Print everything in the records exactly. Leave the pictures out.

##### Material for this task

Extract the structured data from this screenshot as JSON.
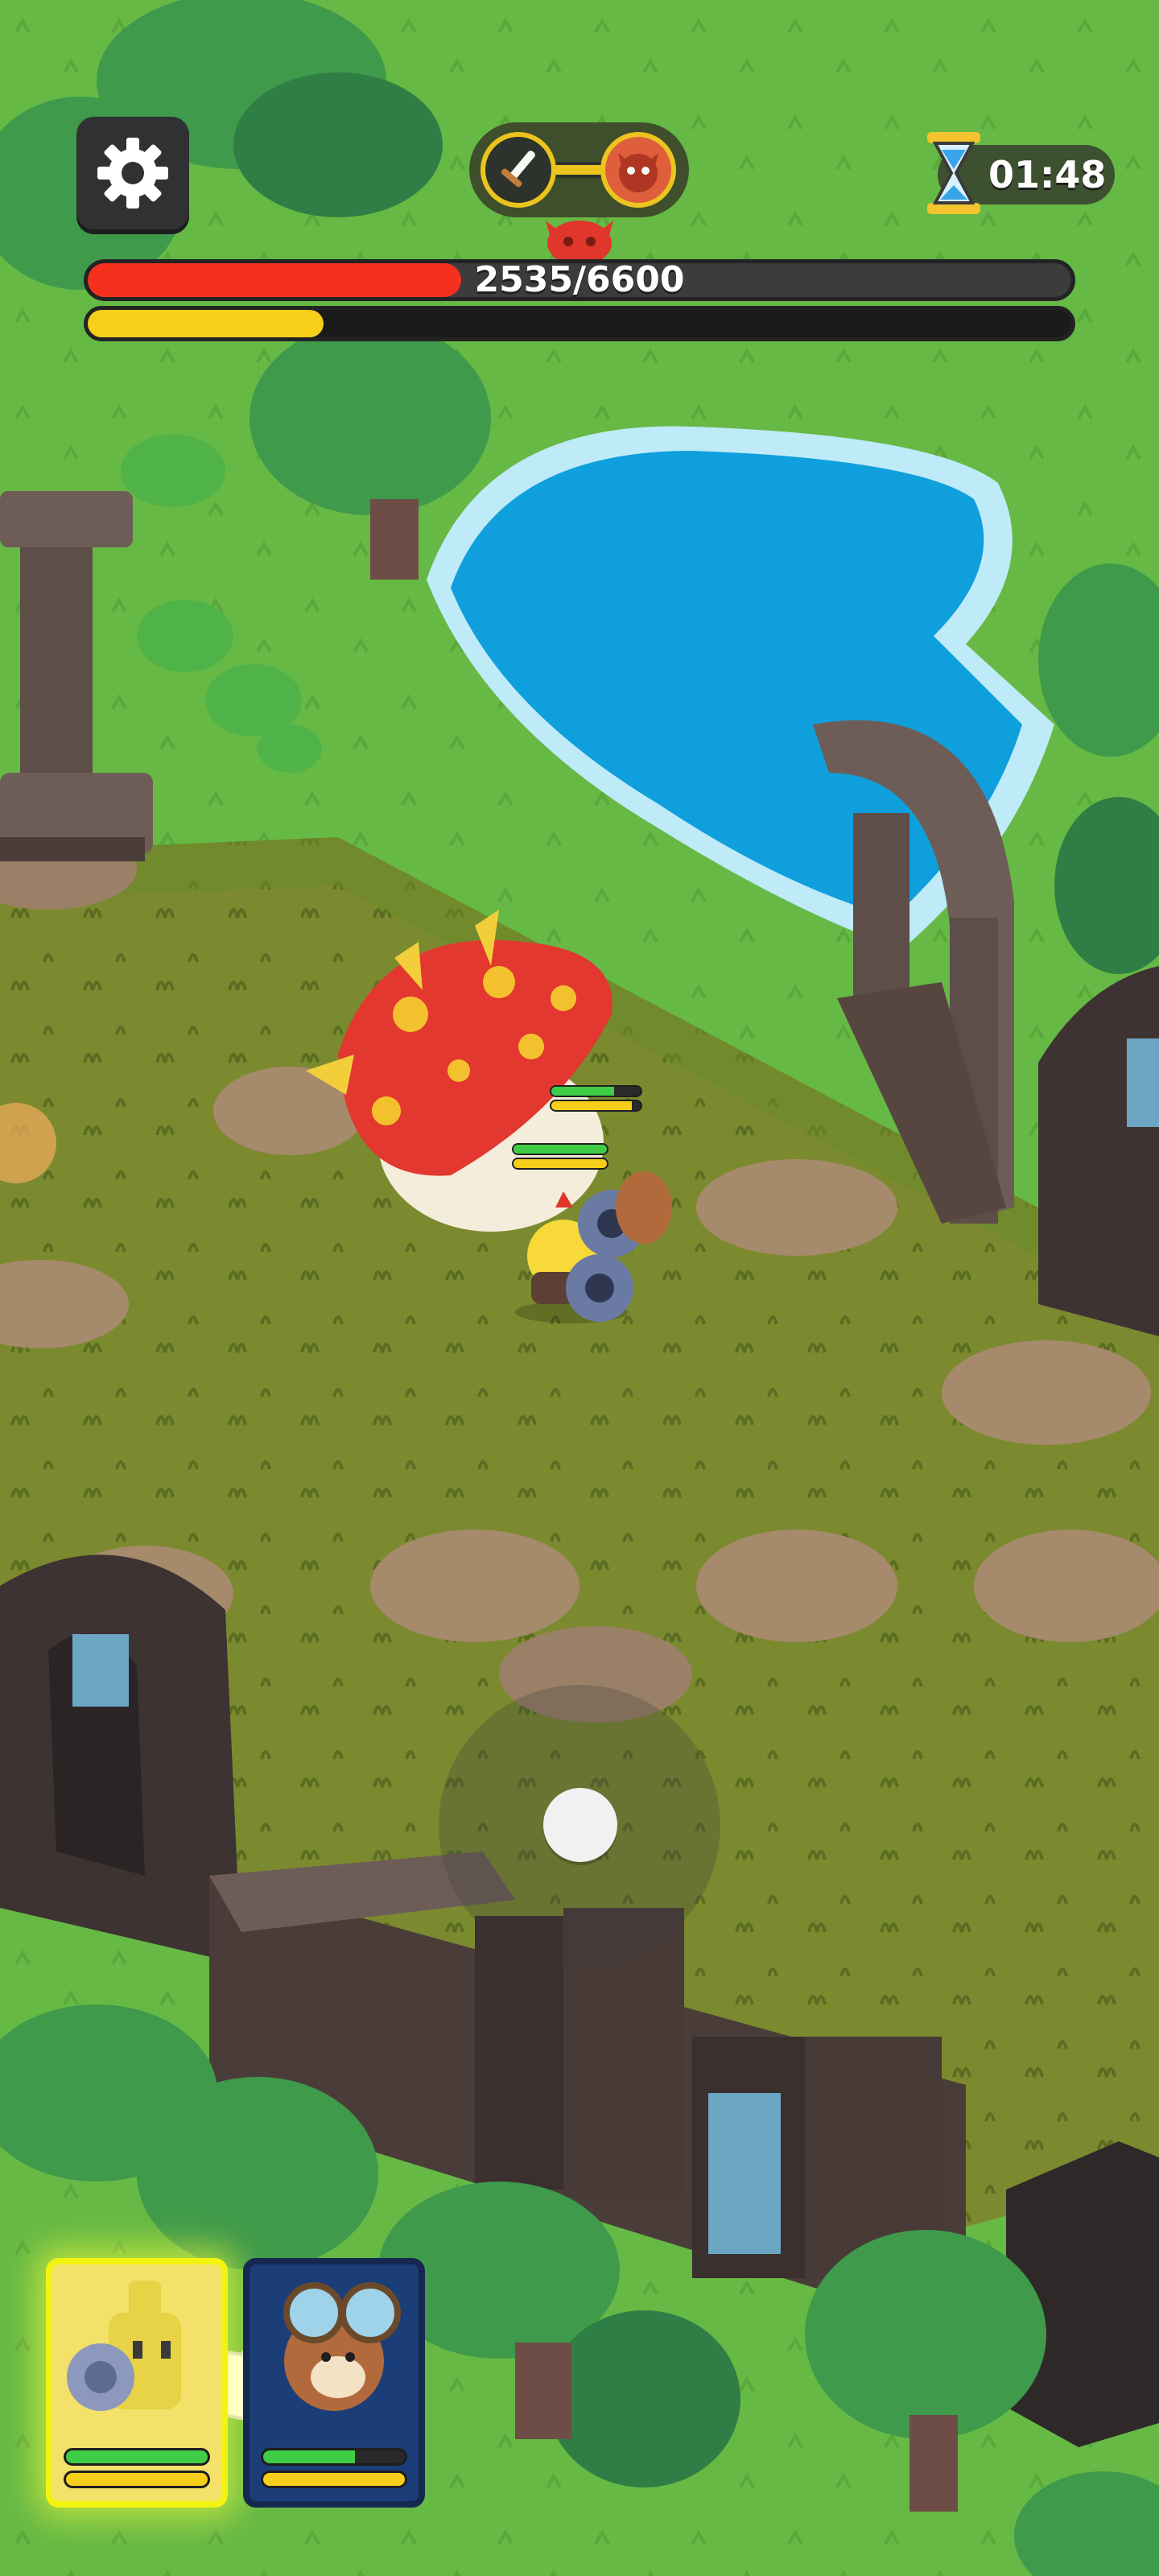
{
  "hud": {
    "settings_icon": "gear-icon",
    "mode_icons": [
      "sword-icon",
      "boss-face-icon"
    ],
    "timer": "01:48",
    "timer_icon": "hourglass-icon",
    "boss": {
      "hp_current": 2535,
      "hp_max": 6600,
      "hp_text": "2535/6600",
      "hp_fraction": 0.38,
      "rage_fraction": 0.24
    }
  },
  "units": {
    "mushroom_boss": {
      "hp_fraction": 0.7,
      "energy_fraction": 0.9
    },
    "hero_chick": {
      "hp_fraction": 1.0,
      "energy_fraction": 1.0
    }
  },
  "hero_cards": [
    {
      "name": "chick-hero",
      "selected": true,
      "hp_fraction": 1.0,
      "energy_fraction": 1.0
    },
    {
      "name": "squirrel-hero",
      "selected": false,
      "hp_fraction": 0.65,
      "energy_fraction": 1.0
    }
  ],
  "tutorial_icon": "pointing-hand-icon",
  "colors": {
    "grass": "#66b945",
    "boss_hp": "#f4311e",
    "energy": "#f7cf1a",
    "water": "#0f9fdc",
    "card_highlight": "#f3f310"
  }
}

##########

Finished exercise:
Extract the structured data from this screenshot as JSON.
{
  "hud": {
    "settings_icon": "gear-icon",
    "mode_icons": [
      "sword-icon",
      "boss-face-icon"
    ],
    "timer": "01:48",
    "timer_icon": "hourglass-icon",
    "boss": {
      "hp_current": 2535,
      "hp_max": 6600,
      "hp_text": "2535/6600",
      "hp_fraction": 0.38,
      "rage_fraction": 0.24
    }
  },
  "units": {
    "mushroom_boss": {
      "hp_fraction": 0.7,
      "energy_fraction": 0.9
    },
    "hero_chick": {
      "hp_fraction": 1.0,
      "energy_fraction": 1.0
    }
  },
  "hero_cards": [
    {
      "name": "chick-hero",
      "selected": true,
      "hp_fraction": 1.0,
      "energy_fraction": 1.0
    },
    {
      "name": "squirrel-hero",
      "selected": false,
      "hp_fraction": 0.65,
      "energy_fraction": 1.0
    }
  ],
  "tutorial_icon": "pointing-hand-icon",
  "colors": {
    "grass": "#66b945",
    "boss_hp": "#f4311e",
    "energy": "#f7cf1a",
    "water": "#0f9fdc",
    "card_highlight": "#f3f310"
  }
}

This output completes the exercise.